Okonkwo's tragic flaws throughout chapter one and chapter seven.
Okonkwo "had no patience with unsuccessful men." (page 4)
"Okonkwo ruled his household with a heavy hand. His wives, especially the youngest, lived in perpetual fear of his fiery temper, and so did his little children. Perhaps down in his heart Okonkwo was not a cruel man. But his whole life was dominated by fear, the fear of failure and of weakness." (page 13)
"Okonkwo never showed any emotions openly, unless it be the emotion of anger. To show affection was a weakness; the only thing worth demonstrating was strength." (page 28)
"Okonkwo heard it and ran madly into his room for the loaded gun, ran out again and aimed at her as she clambered over the dwarf wall of the barn. He pressed the trigger and there was a loud report accompanied by the wail of his wives and children." (page 39)

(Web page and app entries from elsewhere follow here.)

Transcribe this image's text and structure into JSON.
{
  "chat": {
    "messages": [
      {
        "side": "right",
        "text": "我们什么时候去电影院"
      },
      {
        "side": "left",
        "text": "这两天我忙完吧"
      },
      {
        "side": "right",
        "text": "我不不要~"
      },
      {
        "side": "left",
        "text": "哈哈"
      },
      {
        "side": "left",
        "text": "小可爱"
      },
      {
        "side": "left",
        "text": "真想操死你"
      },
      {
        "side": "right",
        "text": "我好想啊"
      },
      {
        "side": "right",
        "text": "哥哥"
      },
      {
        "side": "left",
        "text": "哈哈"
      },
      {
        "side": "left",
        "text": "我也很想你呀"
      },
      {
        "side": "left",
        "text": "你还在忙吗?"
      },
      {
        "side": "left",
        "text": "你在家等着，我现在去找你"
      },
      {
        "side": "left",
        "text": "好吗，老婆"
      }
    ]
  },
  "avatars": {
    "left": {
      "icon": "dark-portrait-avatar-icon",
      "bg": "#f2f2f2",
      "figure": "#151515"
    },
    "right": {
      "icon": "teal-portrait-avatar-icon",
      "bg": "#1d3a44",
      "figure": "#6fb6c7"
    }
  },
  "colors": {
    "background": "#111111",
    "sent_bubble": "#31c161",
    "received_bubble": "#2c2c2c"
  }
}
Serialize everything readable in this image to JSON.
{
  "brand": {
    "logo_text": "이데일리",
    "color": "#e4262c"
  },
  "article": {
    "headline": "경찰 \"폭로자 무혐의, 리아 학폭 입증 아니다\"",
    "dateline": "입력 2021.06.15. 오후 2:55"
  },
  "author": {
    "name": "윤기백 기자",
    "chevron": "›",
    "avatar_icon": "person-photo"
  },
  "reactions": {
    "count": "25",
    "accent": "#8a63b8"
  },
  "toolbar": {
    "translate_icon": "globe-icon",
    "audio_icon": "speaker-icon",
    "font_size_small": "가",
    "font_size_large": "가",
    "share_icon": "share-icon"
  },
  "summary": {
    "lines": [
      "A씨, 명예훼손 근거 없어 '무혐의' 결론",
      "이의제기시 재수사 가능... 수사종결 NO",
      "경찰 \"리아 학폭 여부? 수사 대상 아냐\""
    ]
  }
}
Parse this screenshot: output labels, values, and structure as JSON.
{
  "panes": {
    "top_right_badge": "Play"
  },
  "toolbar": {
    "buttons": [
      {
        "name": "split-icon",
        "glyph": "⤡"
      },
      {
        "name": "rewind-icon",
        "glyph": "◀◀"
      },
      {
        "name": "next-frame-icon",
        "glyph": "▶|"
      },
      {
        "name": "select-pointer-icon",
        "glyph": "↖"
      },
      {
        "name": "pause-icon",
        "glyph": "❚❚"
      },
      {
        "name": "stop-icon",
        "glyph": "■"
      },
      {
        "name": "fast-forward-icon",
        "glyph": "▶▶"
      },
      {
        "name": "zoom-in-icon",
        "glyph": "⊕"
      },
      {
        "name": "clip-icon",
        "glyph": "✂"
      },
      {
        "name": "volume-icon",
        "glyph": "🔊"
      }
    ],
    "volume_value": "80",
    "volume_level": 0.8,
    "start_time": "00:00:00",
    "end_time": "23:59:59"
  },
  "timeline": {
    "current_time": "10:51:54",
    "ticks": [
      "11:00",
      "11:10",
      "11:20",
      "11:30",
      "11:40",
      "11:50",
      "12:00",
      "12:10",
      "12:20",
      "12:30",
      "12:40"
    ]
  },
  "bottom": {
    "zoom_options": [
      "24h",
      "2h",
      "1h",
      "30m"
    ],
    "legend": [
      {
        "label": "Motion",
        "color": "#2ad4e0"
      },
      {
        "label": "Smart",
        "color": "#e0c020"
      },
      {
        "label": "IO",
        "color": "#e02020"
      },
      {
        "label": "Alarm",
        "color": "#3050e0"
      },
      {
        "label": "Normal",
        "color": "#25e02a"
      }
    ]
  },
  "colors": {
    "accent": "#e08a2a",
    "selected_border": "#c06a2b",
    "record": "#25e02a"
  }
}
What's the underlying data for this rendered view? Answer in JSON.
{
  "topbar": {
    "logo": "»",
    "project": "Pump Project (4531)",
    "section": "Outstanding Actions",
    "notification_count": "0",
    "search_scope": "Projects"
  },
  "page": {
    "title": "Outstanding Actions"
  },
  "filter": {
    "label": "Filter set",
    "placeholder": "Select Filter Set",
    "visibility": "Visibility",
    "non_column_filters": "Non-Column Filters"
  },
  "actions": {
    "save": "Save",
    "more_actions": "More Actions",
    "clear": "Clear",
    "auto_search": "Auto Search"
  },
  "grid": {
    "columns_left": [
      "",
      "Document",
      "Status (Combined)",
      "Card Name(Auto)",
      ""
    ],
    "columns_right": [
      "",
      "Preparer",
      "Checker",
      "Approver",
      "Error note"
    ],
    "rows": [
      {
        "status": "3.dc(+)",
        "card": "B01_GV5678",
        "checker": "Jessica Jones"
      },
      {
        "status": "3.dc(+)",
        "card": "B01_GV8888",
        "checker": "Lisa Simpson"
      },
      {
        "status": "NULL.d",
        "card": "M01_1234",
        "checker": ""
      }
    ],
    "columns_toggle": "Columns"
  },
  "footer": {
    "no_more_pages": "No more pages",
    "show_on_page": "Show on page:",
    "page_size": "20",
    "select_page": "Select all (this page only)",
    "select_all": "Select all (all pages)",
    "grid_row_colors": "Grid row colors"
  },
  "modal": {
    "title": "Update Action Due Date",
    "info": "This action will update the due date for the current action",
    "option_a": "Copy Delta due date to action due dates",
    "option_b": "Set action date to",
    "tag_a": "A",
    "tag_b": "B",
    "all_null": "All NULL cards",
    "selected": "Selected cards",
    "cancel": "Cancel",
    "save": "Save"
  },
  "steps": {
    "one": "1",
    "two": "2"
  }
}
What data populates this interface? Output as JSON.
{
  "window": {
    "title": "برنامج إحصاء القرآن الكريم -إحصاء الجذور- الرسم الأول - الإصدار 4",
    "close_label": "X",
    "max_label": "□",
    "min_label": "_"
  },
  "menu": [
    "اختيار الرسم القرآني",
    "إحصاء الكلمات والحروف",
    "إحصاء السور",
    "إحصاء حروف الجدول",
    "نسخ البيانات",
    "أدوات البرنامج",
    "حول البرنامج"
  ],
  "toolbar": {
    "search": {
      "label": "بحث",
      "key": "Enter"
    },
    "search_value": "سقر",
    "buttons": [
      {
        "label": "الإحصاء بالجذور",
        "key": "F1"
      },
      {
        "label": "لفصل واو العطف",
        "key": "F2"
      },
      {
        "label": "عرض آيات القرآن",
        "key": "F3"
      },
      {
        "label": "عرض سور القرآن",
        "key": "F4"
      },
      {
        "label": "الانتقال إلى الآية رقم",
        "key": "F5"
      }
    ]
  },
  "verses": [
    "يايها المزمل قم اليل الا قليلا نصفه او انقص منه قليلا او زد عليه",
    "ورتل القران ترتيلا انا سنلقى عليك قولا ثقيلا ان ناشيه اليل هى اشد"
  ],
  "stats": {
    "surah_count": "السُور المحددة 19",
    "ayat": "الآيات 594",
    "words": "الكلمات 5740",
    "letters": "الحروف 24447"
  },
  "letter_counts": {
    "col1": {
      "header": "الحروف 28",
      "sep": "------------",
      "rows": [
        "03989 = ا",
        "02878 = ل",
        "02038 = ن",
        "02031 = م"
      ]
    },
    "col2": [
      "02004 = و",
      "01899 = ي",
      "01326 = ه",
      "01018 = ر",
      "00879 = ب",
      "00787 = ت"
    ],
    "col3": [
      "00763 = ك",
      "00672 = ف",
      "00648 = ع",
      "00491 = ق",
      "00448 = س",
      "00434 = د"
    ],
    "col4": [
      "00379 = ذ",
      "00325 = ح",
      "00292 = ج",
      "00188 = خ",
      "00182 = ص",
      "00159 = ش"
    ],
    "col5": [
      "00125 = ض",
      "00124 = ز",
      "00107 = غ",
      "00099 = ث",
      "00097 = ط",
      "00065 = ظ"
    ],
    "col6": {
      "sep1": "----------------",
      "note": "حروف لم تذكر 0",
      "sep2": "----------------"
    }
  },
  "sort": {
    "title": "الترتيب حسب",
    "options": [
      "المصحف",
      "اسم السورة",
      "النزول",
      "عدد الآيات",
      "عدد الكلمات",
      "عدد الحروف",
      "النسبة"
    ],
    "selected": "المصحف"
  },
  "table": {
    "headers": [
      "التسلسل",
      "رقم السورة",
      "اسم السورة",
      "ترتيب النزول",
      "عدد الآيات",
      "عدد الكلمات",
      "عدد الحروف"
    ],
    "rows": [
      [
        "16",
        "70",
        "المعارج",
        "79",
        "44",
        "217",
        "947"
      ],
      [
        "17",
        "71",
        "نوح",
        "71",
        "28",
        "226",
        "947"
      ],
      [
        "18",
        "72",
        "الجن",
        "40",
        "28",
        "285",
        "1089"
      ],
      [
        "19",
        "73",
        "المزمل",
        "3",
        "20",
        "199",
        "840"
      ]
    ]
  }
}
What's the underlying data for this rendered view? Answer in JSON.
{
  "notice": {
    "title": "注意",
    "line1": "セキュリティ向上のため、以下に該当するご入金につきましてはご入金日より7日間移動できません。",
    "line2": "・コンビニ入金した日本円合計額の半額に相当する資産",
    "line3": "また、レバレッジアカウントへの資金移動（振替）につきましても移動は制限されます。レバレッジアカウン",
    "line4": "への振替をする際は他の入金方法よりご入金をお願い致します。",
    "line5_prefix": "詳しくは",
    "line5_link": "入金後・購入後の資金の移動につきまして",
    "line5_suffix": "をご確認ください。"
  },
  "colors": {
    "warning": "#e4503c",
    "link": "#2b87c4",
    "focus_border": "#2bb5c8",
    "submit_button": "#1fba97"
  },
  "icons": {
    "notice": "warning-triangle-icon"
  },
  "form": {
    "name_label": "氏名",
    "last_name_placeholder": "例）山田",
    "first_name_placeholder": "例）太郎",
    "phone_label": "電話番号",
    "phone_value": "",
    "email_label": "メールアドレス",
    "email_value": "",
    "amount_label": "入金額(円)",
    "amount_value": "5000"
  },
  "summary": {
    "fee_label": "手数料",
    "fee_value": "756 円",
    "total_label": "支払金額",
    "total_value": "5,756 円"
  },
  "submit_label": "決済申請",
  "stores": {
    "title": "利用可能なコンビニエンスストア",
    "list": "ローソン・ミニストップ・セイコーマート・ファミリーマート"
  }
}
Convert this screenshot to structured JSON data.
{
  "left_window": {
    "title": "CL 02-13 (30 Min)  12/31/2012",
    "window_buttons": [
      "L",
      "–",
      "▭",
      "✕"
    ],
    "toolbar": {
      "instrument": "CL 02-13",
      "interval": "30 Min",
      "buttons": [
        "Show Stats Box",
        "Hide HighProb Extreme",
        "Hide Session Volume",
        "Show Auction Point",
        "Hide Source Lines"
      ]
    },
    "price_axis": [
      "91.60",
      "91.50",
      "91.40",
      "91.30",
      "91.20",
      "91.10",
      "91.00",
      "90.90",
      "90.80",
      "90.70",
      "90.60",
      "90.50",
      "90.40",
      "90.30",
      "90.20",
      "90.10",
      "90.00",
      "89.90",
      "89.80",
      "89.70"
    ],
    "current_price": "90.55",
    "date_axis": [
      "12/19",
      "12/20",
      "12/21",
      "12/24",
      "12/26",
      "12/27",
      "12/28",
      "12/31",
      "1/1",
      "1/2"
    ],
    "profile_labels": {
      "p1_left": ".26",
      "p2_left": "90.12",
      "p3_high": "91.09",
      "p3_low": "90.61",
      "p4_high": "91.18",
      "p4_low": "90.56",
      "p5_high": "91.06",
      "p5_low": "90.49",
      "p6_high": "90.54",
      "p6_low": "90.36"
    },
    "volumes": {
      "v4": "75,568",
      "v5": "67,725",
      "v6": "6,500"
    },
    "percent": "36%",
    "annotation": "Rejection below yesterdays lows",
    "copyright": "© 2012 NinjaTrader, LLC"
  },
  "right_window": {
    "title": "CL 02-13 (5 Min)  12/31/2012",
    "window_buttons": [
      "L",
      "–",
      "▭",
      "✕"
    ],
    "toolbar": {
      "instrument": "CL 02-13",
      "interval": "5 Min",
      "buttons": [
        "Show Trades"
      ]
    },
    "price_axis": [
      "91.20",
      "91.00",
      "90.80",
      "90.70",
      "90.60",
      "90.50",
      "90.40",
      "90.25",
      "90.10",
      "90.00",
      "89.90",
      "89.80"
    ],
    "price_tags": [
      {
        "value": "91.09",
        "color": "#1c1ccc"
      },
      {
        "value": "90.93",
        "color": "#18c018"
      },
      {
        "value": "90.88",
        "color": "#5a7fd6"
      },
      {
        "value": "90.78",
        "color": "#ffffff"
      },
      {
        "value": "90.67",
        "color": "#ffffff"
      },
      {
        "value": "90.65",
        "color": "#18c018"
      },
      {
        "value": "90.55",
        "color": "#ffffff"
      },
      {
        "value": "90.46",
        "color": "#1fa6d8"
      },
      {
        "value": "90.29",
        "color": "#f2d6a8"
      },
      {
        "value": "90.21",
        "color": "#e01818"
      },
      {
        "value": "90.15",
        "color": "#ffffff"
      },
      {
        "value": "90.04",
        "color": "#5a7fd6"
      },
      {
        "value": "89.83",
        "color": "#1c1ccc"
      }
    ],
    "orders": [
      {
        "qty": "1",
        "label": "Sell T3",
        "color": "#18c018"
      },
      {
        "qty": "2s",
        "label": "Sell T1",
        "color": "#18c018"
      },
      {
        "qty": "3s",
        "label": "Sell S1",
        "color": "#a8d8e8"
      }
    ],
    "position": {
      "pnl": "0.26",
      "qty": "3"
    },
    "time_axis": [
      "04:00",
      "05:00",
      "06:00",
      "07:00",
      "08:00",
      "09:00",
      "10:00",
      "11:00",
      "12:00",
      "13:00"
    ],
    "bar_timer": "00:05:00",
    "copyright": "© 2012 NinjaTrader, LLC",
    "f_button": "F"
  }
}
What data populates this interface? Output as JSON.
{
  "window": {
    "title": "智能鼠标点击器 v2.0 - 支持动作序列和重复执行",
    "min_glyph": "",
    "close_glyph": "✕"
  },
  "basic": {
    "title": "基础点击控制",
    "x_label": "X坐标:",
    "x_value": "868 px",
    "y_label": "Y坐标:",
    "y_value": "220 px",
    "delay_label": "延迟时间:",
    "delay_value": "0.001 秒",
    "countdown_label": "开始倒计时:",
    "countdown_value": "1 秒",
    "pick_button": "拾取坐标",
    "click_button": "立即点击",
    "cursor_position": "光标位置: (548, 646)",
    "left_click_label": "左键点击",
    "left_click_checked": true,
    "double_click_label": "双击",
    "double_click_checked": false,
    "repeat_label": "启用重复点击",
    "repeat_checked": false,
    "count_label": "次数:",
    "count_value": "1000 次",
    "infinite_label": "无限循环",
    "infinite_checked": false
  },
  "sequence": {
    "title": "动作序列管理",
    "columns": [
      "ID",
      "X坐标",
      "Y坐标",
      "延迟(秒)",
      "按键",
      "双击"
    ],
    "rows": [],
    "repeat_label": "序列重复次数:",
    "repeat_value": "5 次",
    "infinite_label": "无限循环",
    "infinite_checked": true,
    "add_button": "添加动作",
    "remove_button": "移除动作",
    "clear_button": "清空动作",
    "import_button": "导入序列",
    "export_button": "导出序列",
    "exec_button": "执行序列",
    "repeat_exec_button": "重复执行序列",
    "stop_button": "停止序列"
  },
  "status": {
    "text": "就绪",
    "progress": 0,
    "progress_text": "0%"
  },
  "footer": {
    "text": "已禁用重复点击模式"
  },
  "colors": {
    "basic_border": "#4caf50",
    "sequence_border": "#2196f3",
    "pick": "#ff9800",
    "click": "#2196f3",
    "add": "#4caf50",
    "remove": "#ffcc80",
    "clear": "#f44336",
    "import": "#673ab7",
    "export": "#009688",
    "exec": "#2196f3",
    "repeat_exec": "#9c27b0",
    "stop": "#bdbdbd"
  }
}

"He heard Ikemefuna cry, "My father, they have killed me!" as he ran towards him. Dazed with fear, Okonkwo drew his machete and cut him down. He was afraid of being thought weak." (page 61)